  • 6. I haven’t purchased 15 14 19 16 12 11 8 this type of ready meal in the last six months I never buy this type 22 28 20 21 24 19 21 of ready meal SOURCE: [Data] Incidence of buying shelf-stable ready meals Consistent with the findings reported above, the incidence of purchasing shelf-stable meals is also higher among young adults. Once again, this indicates that marketing and product development efforts should focus in part on young adults. In order to gain a competitive edge, some companies may want to consider hiring popular music stars to endorse or promote their products in materials targeted to this population. FIGURE 42: Incidence of buying shelf-stable ready meals, by origin and type of meal, by age, April 2009 Base: 2,000 adults aged 18+ with internet access All 18-24 25-34 35-44 45-54 55-64 65+ % % % % % % % Origin of meal: American fare 21 26 24 23 20 18 13 Mexican 8 13 11 8 8 5 4 Italian 14 18 18 19 13 9 6 Chinese or Japanese 7 10 10 7 5 6 4 Indian 3 8 4 3 2 2 1 Thai 3 8 6 3 2 1 1 Type of meal: Any other ethnic ready 4 7 6 3 3 2 2 meal Any vegetarian or 3 7 6 3 2 2 2 vegan meal Any premium ready 6 10 7 6 7 3 5 meal Any diet/low- 5 8 7 5 5 3 3 calorie/low-fat ready meal Any nutritionally 7 12 7 6 6 5 4 balanced/healthier eating (but not diet) ready meal I haven’t purchased 21 20 18 19 23 24 21 this type of ready meal in the last six months I never buy this type of 39 25 34 36 40 47 50 ready meal

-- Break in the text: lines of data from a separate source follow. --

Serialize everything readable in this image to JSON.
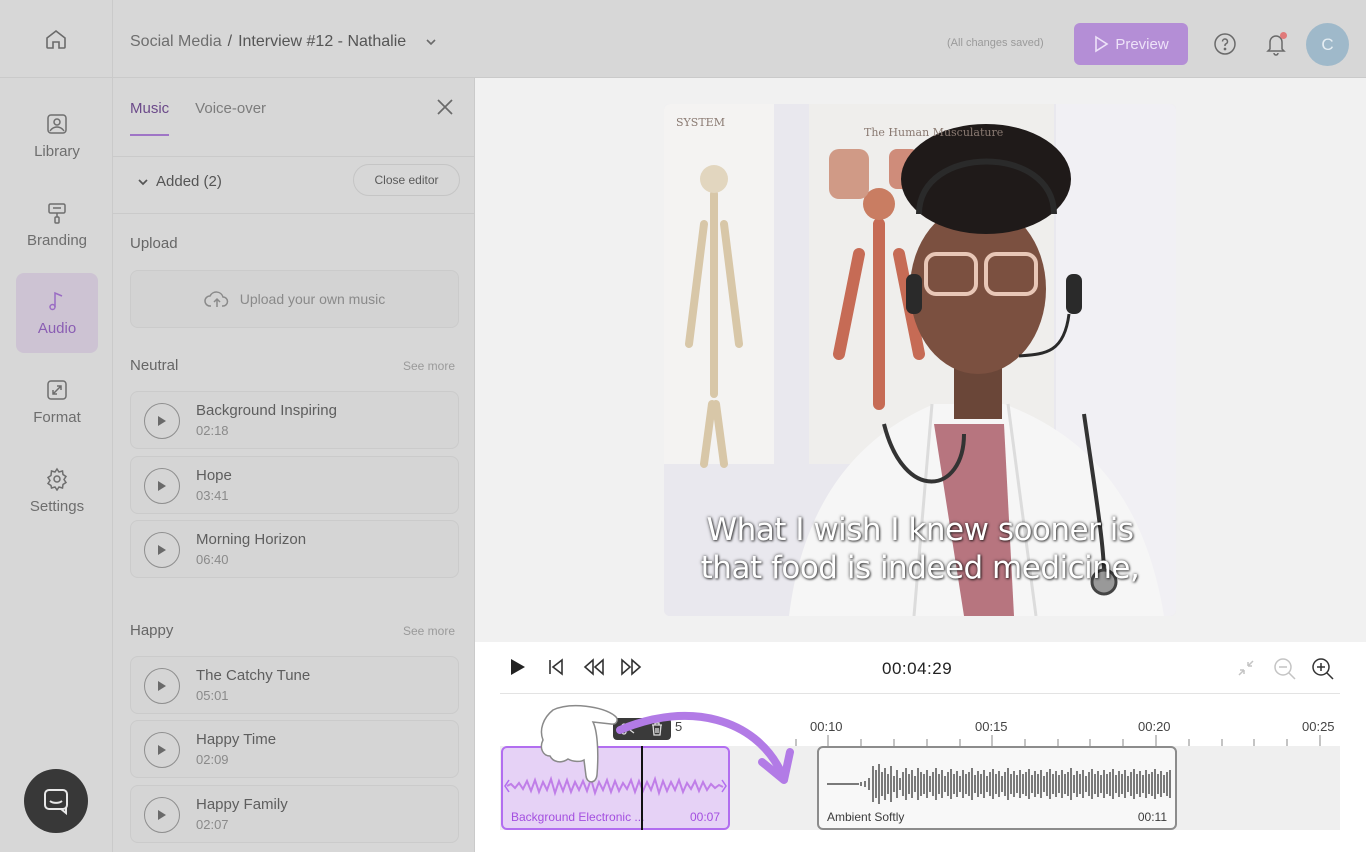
{
  "header": {
    "breadcrumb_parent": "Social Media",
    "breadcrumb_sep": "/",
    "breadcrumb_current": "Interview #12 - Nathalie",
    "saved_status": "(All changes saved)",
    "preview_label": "Preview",
    "avatar_initial": "C"
  },
  "nav": {
    "items": [
      {
        "label": "Library",
        "icon": "image-icon"
      },
      {
        "label": "Branding",
        "icon": "paint-roller-icon"
      },
      {
        "label": "Audio",
        "icon": "music-note-icon"
      },
      {
        "label": "Format",
        "icon": "resize-icon"
      },
      {
        "label": "Settings",
        "icon": "gear-icon"
      }
    ]
  },
  "panel": {
    "tabs": [
      "Music",
      "Voice-over"
    ],
    "added_label": "Added (2)",
    "close_editor_label": "Close editor",
    "upload_title": "Upload",
    "upload_button": "Upload your own music",
    "see_more": "See more",
    "sections": [
      {
        "title": "Neutral",
        "tracks": [
          {
            "name": "Background Inspiring",
            "duration": "02:18"
          },
          {
            "name": "Hope",
            "duration": "03:41"
          },
          {
            "name": "Morning Horizon",
            "duration": "06:40"
          }
        ]
      },
      {
        "title": "Happy",
        "tracks": [
          {
            "name": "The Catchy Tune",
            "duration": "05:01"
          },
          {
            "name": "Happy Time",
            "duration": "02:09"
          },
          {
            "name": "Happy Family",
            "duration": "02:07"
          }
        ]
      }
    ]
  },
  "video": {
    "subtitle_line1": "What I wish I knew sooner is",
    "subtitle_line2": "that food is indeed medicine,",
    "poster_title_1": "SYSTEM",
    "poster_title_2": "The Human Musculature"
  },
  "timeline": {
    "current_time": "00:04:29",
    "ticks": [
      "5",
      "00:10",
      "00:15",
      "00:20",
      "00:25"
    ],
    "clips": [
      {
        "name": "Background Electronic ...",
        "duration": "00:07"
      },
      {
        "name": "Ambient Softly",
        "duration": "00:11"
      }
    ]
  },
  "colors": {
    "accent": "#b48ed6",
    "clip_selected_border": "#b26ef0",
    "clip_selected_fill": "#e6d2f6"
  }
}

  • 7. SOURCE: [Data] Households with children under 18 are also more likely to purchase various types of shelf-stable meals, and thus this is another segment that companies should focus upon when developing new products and communications. It also underscores the fact that there is a significant demand for products designed specifically for children. FIGURE 43: Incidence of buying shelf-stable ready meals, by origin and type of meal, by presence of children, April 2009 Base: 2,000 adults aged 18+ with internet access All No children 1 child 2+ children under 18 in under 18 in under 18 in household household household % % % % Origin of meal: American fare 21 17 27 27 Mexican 8 6 14 12 Italian 14 11 19 21 Chinese or Japanese 7 6 8 11 Indian 3 2 6 5 Thai 3 2 5 6 Type of meal: Any other ethnic ready 4 3 6 6 meal Any vegetarian or vegan 3 2 4 6 meal Any premium ready meal 6 5 9 10 Any diet/low-calorie/low-fat 5 4 6 9 ready meal Any nutritionally balanced/ 7 5 9 10 healthier eating (but not diet) ready meal I haven’t purchased this 21 23 20 16 type of ready meal in the last six months I never buy this type of 39 45 27 27 ready meal SOURCE: [Data]